Argentinian-born, German-based pianist Carmen Piazzini is an artist new to me and probably to many readers, and it is a wonder because she has been on the concert stage since the 1970s and has amassed a fairly sizable discography that includes the complete piano sonatas of Mozart and Haydn, as well as the complete piano concertos of Mozart and Beethoven. In addition, she has also recorded many works by South American and Russian composers. All this activity has apparently gone under the radar, at least under my radar. Piazzini studied with Vincenzo Scaramuzza in Argentina and, from age seventeen, with Wilhelm Kempf and Hans Leygraf in Germany where she emigrated. She was a founding member of the Alvarez Piano Quartet. Beyond this kind of music-resume stuff, there is apparently not much other information on her, like her date of birth, which, by piecing a few facts together, I would surmise to be around 1960. From hearing this disc, recorded in 1991, I can say she is a rare talent, well worth your attention.
In Brahms, I would say Piazzini in many ways is similar to Stephen Kovacevich: she plays with moderate to brisk tempos, imparts a crisp sort of weightiness to much of the music, is precise and spirited, sparing in her use of rubato, and possesses a formidable technique. Yet, for all the muscle she often employs, she can turn sprightly and delicate, and has as many gradations in dynamics in the softer passages as in the louder ones.
The Handel Variations fit her somewhat chameleonic manner perfectly: she captures the shifting moods of the twenty-five variations with an incisive interpretive sense and plays the fugue with a deft awareness of its profound and epiphanic conclusion. Piazzini moves seamlessly from the sprightly character of the second variation to the dreamier one of the third. Her fourth variation comes on with power and stunning virtuosity, as it should. The fifth and sixth variations have the right measure of mystery and delicacy, and the seventh and eighth brim with energy and bright colors, as well as a certain nervosity that effervesces delightfully. And so it goes throughout the work. True, at times Piazzini seems to play with a bit too much staccato or muscle, making parts of the fugue, for example, sound a little mechanical. That said, her fugue is still powerful and quite convincing. Cliburn played it with a less assertive character and was quite excellent, but Piazzini is effective own her own terms.
Piazzini may be even more effective in the Op. 76 Pieces. The B minor Capriccio is light, chipper, bouncy and an utter delight, as Piazzini uses ever so subtle rubato and all manner of dynamics. In the B flat major Intermezzo she deftly captures both its dreamy and stormy aspects, and in the A minor Intermezzo the dark lyricism has rarely sounded so beautifully forlorn and desolate.
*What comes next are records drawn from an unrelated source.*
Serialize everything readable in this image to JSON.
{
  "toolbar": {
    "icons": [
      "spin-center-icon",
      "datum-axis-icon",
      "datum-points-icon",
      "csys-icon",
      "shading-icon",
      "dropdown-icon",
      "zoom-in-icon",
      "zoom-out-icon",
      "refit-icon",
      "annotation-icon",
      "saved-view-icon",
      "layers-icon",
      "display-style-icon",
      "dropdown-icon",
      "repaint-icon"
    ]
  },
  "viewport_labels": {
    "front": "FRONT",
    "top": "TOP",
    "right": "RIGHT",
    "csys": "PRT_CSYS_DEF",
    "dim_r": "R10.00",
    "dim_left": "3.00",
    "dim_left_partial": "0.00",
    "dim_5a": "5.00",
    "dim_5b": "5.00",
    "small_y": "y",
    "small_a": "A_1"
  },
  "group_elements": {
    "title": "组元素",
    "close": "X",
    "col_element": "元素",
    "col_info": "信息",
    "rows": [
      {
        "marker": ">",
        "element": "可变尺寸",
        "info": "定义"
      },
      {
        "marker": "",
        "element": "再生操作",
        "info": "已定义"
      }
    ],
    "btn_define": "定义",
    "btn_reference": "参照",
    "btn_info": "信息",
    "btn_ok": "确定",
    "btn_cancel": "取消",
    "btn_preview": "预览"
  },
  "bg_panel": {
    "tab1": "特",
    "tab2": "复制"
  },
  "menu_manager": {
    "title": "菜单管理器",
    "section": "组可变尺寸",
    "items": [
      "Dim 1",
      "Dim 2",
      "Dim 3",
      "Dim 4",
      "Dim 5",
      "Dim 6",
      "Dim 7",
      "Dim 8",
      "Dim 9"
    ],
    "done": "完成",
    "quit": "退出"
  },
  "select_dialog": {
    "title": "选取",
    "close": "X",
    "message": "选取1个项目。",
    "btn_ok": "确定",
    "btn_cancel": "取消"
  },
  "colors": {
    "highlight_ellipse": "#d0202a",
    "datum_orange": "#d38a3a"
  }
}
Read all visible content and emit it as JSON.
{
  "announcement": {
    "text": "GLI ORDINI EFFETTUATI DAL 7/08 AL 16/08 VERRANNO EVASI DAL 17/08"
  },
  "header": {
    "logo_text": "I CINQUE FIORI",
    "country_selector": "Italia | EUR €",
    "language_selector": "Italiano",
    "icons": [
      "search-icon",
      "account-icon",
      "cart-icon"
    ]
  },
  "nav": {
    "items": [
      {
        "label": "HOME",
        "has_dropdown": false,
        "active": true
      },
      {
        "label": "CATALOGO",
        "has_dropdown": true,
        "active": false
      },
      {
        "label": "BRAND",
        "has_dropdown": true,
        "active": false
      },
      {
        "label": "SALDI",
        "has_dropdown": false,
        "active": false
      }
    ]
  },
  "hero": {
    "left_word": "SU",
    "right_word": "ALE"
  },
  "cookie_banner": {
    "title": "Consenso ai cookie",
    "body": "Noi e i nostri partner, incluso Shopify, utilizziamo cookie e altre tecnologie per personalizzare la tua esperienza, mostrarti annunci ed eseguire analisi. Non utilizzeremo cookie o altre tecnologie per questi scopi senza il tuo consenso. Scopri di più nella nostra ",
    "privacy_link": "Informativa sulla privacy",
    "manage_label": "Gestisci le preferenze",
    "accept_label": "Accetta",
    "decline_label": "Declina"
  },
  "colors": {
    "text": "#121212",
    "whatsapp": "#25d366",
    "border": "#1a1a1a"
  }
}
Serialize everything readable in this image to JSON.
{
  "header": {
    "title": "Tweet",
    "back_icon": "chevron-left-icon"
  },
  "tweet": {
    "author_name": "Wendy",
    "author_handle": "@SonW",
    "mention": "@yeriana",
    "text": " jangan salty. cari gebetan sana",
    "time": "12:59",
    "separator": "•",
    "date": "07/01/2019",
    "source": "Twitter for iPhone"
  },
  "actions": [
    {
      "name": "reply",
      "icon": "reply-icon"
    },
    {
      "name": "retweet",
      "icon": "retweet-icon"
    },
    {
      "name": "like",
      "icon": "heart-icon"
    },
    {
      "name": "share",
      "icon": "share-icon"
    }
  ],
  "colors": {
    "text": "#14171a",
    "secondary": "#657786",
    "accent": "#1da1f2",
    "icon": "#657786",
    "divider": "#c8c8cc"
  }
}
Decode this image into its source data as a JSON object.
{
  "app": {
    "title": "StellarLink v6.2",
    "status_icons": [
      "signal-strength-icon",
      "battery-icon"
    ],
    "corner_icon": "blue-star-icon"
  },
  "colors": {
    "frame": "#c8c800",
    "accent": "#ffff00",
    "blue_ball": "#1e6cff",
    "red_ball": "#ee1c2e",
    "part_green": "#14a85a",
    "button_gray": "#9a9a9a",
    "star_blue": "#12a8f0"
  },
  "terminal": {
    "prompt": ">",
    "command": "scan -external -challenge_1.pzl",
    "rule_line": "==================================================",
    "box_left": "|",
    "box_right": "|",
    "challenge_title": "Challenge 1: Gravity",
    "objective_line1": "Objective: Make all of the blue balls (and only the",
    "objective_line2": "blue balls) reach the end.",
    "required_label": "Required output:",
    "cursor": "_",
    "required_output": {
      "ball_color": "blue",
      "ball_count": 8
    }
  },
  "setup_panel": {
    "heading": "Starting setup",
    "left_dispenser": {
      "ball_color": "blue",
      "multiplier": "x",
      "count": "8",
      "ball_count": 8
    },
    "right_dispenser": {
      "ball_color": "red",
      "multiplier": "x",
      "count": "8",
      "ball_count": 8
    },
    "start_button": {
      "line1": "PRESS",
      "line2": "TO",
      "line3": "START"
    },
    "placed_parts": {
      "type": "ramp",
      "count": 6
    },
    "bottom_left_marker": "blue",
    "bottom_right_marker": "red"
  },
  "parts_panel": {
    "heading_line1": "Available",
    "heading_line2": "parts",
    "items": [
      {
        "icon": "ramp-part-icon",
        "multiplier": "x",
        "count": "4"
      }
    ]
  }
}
The Op. 118 Pieces are another success here. Her A major Intermezzo, one of Brahms' loveliest creations, is beautifully phrased and for once not played too slowly, a fault in so many other interpretations. The G minor Ballade is bouncy and crisp and several times nearly reaches an ecstatic pinnacle. The best piece in the collection, that haunting E flat minor Intermezzo, gets a splendid interpretation from Piazzini. The mood is dark, the dynamics hushed at the outset, and the hope that soon comes is so beautifully dashed by Piazzini in big, bold chords that struggle against the inevitable return to the opening lovely gloom.
The sound reproduction on the disc is vivid and powerful. To Brahms and piano music mavens, this will be one disc you'll surely want to acquire. Highly recommended.
Copyright © 2013, Robert Cummings